Bill 199 seems likely to set up a conflict with the FDA that may land in court. The key part of the bill says:

“A health care provider whose scope of practice includes the use of stem cell therapy may perform a stem cell therapy that is not approved by the United States Food and Drug Administration.”

Some very odd things about the bill point to possible motivations behind it and risks to state residents. Note as an update that this bill was signed by the governor so there is now a Utah stem cell law in place.

Utah Rep. Katy Hall, placental cells
Rep. Katy Hall is co-sponsor of a Utah state bill that would legalize placental cell therapies that in some cases are likely not legal at the federal level.

Utah stem cell law on collision course with the feds?

It’s striking that these state lawmakers think they can just legalize cell therapies that in some cases are likely illegal at the federal level. Note that the FDA has repeatedly said that placental cell therapies are drugs requiring premarket approval. It’s even taken oversight action on this front.

Maybe the Utah folks behind this bill are hoping the eventual new law will be akin to many states okaying marijuana use. Even though such use is not permitted at the federal level, the feds largely do nothing.

Yet I have a hard time imagining the FDA would tolerate this potential situation in Utah. Such passivity could undermine FDA authority.

Problems and complications with this law

Another problem with the feds letting a law like this stand and not enforcing federal law is that in that scenario it is unlikely to be the last such law. Other states are probably more likely to follow suit with their own state laws if the FDA lets Utah do this unchecked. For example, I can see Texas passing a new law on stem cells that may be highly permissive. Texas already has an unclear legal climate on stem cells due to state laws there.

As to the Utah bill, why  is it focused on placental cells and not others like umbilical cells? To me this suggests some specific commercial interest in Utah has been driving this bill. Who sells placental cell therapies in Utah?  Is it a clinic firm directly treating patients or a biologics producer who might be pushing this? The law seems more focused directly on clinical use of non-FDA-approved placental cell drugs rather than their production.

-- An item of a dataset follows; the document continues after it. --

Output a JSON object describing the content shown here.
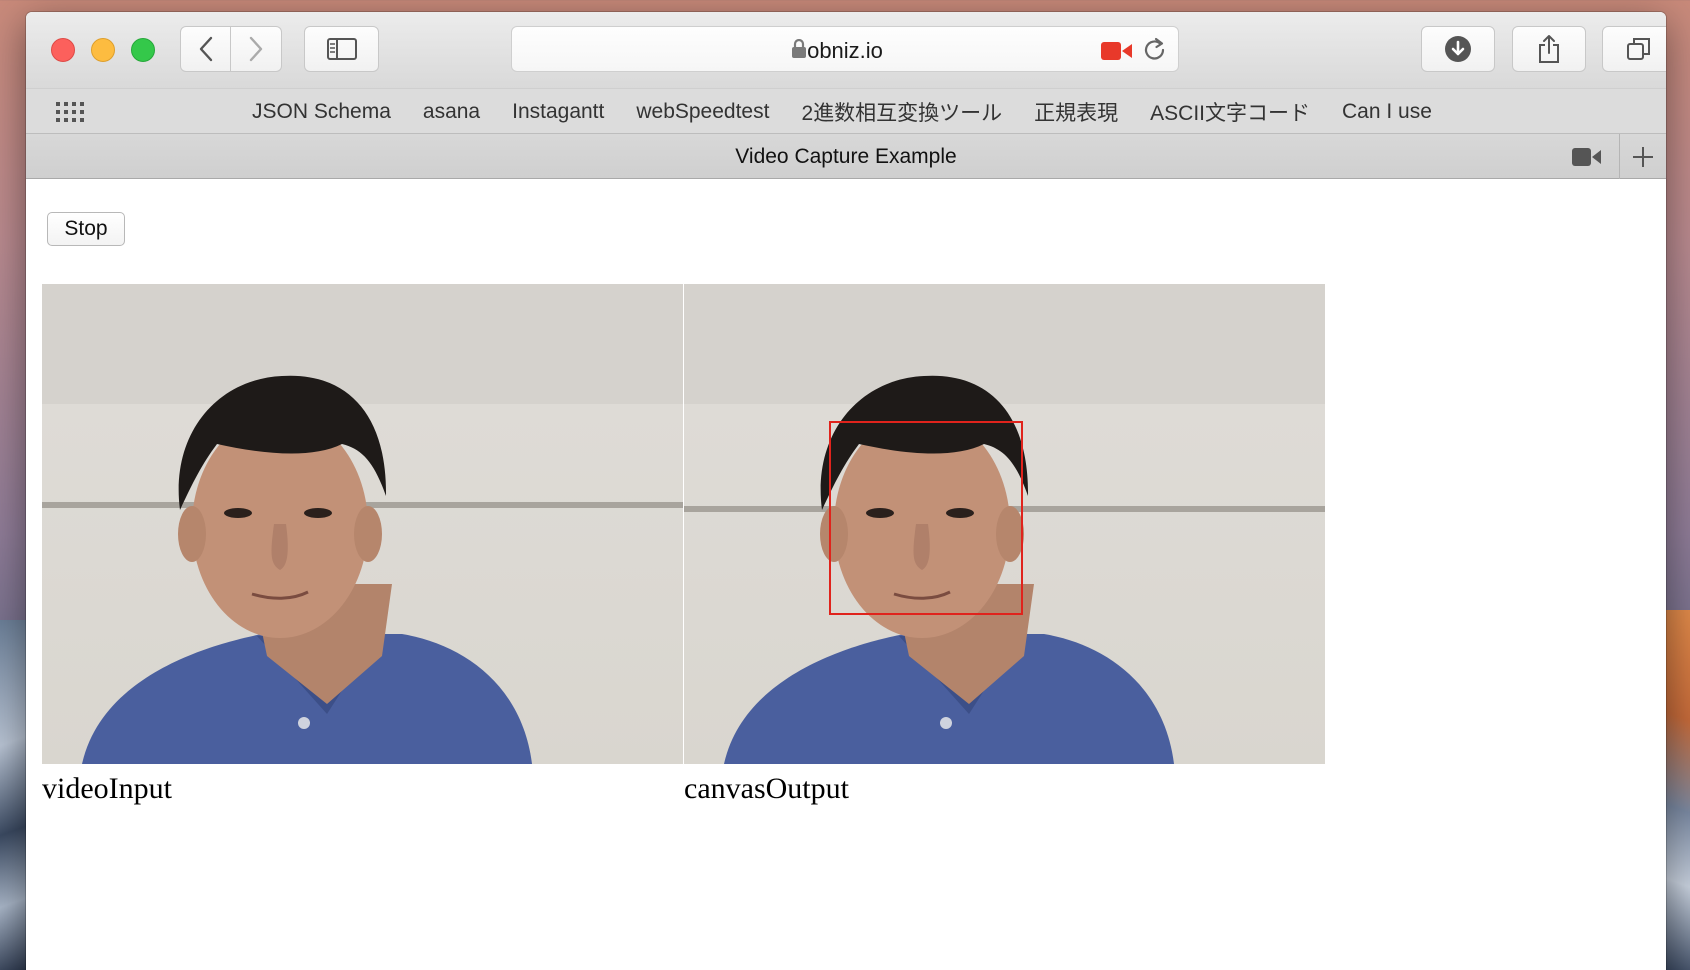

For background, Utah biologics producers have already been subject to FDA action.

Utah also has many stem cell clinics that to my knowledge haven’t drawn FDA action yet still raise concerns to me including Docere Clinics. The chain R3 Stem Cell also has at least one or more clinics in the state. Check out: Fact-checking troubling R3 Stem Cell clinic chain.

Signage and consent

The Utah bill has a provision for requiring signage and patient consent in the context of using non-FDA-approved placental cells. However, there seems to be a loophole in the wording in that something called “the division”, whatever that is, can say it’s not necessary.

I’m guessing various firms would claim expertise and be granted exemptions. One or more businesses behind this bill may have wanted this exemption in it.

Other states including here in California and Washington State have real signage requirements for stem cell clinics, which is a good thing.

Looking ahead

Overall, I see the Utah stem cell law as causing a bunch of trouble and leading to a state vs federal court case.

Ultimately, Utah would probably lose such a case, but it could take years. In the meantime, many people could get highly questionable, expensive placental tissue “therapies” in Utah.

I wouldn’t be surprised to see other states come up with similar bills during the same period, maybe with their own twists like okaying sketchy umbilical cord cells or unproven exosomes.